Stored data
+++
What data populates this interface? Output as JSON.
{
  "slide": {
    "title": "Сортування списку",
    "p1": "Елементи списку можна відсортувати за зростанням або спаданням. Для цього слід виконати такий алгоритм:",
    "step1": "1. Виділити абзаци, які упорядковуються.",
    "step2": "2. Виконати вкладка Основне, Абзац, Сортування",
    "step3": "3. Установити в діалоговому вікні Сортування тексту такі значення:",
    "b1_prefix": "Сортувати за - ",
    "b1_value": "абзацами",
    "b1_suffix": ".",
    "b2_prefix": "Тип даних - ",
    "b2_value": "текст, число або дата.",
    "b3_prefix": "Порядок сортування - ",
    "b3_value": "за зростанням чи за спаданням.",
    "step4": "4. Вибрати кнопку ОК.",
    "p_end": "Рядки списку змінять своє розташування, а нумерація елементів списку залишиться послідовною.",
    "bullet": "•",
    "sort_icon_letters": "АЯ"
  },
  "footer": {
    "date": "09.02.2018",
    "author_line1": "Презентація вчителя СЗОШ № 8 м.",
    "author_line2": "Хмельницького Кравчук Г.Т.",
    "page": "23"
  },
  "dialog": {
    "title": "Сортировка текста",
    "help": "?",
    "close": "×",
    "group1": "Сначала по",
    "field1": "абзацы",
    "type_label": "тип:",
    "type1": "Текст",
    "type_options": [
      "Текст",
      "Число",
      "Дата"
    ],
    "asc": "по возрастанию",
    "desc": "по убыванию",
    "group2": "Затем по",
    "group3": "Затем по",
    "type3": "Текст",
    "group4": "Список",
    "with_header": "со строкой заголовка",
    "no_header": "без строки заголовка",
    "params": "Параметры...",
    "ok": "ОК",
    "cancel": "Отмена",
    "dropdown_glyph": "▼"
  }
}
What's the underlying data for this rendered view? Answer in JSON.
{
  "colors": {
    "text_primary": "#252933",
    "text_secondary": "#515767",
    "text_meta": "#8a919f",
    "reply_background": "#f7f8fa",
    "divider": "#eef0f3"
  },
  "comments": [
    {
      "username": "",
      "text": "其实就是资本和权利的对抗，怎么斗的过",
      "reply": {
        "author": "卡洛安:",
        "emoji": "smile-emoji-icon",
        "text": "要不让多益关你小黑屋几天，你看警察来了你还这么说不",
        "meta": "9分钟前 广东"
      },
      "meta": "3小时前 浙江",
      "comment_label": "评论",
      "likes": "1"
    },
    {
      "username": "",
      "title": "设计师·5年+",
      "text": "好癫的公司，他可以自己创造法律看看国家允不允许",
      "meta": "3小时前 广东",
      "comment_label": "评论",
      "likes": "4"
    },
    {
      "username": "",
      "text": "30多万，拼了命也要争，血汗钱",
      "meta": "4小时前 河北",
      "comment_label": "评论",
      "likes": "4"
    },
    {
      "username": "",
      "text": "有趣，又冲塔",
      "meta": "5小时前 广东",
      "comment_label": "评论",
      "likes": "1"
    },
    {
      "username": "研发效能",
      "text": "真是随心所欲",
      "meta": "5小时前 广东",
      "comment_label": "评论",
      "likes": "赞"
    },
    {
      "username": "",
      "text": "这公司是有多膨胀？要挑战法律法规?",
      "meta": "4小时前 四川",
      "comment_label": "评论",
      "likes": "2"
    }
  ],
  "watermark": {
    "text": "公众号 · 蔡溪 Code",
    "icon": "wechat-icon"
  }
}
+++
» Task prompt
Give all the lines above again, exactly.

» Reply to the task
What data populates this interface? Output as JSON.
{
  "slide": {
    "title": "Сортування списку",
    "p1": "Елементи списку можна відсортувати за зростанням або спаданням. Для цього слід виконати такий алгоритм:",
    "step1": "1. Виділити абзаци, які упорядковуються.",
    "step2": "2. Виконати вкладка Основне, Абзац, Сортування",
    "step3": "3. Установити в діалоговому вікні Сортування тексту такі значення:",
    "b1_prefix": "Сортувати за - ",
    "b1_value": "абзацами",
    "b1_suffix": ".",
    "b2_prefix": "Тип даних - ",
    "b2_value": "текст, число або дата.",
    "b3_prefix": "Порядок сортування - ",
    "b3_value": "за зростанням чи за спаданням.",
    "step4": "4. Вибрати кнопку ОК.",
    "p_end": "Рядки списку змінять своє розташування, а нумерація елементів списку залишиться послідовною.",
    "bullet": "•",
    "sort_icon_letters": "АЯ"
  },
  "footer": {
    "date": "09.02.2018",
    "author_line1": "Презентація вчителя СЗОШ № 8 м.",
    "author_line2": "Хмельницького Кравчук Г.Т.",
    "page": "23"
  },
  "dialog": {
    "title": "Сортировка текста",
    "help": "?",
    "close": "×",
    "group1": "Сначала по",
    "field1": "абзацы",
    "type_label": "тип:",
    "type1": "Текст",
    "type_options": [
      "Текст",
      "Число",
      "Дата"
    ],
    "asc": "по возрастанию",
    "desc": "по убыванию",
    "group2": "Затем по",
    "group3": "Затем по",
    "type3": "Текст",
    "group4": "Список",
    "with_header": "со строкой заголовка",
    "no_header": "без строки заголовка",
    "params": "Параметры...",
    "ok": "ОК",
    "cancel": "Отмена",
    "dropdown_glyph": "▼"
  }
}
What's the underlying data for this rendered view? Answer in JSON.
{
  "colors": {
    "text_primary": "#252933",
    "text_secondary": "#515767",
    "text_meta": "#8a919f",
    "reply_background": "#f7f8fa",
    "divider": "#eef0f3"
  },
  "comments": [
    {
      "username": "",
      "text": "其实就是资本和权利的对抗，怎么斗的过",
      "reply": {
        "author": "卡洛安:",
        "emoji": "smile-emoji-icon",
        "text": "要不让多益关你小黑屋几天，你看警察来了你还这么说不",
        "meta": "9分钟前 广东"
      },
      "meta": "3小时前 浙江",
      "comment_label": "评论",
      "likes": "1"
    },
    {
      "username": "",
      "title": "设计师·5年+",
      "text": "好癫的公司，他可以自己创造法律看看国家允不允许",
      "meta": "3小时前 广东",
      "comment_label": "评论",
      "likes": "4"
    },
    {
      "username": "",
      "text": "30多万，拼了命也要争，血汗钱",
      "meta": "4小时前 河北",
      "comment_label": "评论",
      "likes": "4"
    },
    {
      "username": "",
      "text": "有趣，又冲塔",
      "meta": "5小时前 广东",
      "comment_label": "评论",
      "likes": "1"
    },
    {
      "username": "研发效能",
      "text": "真是随心所欲",
      "meta": "5小时前 广东",
      "comment_label": "评论",
      "likes": "赞"
    },
    {
      "username": "",
      "text": "这公司是有多膨胀？要挑战法律法规?",
      "meta": "4小时前 四川",
      "comment_label": "评论",
      "likes": "2"
    }
  ],
  "watermark": {
    "text": "公众号 · 蔡溪 Code",
    "icon": "wechat-icon"
  }
}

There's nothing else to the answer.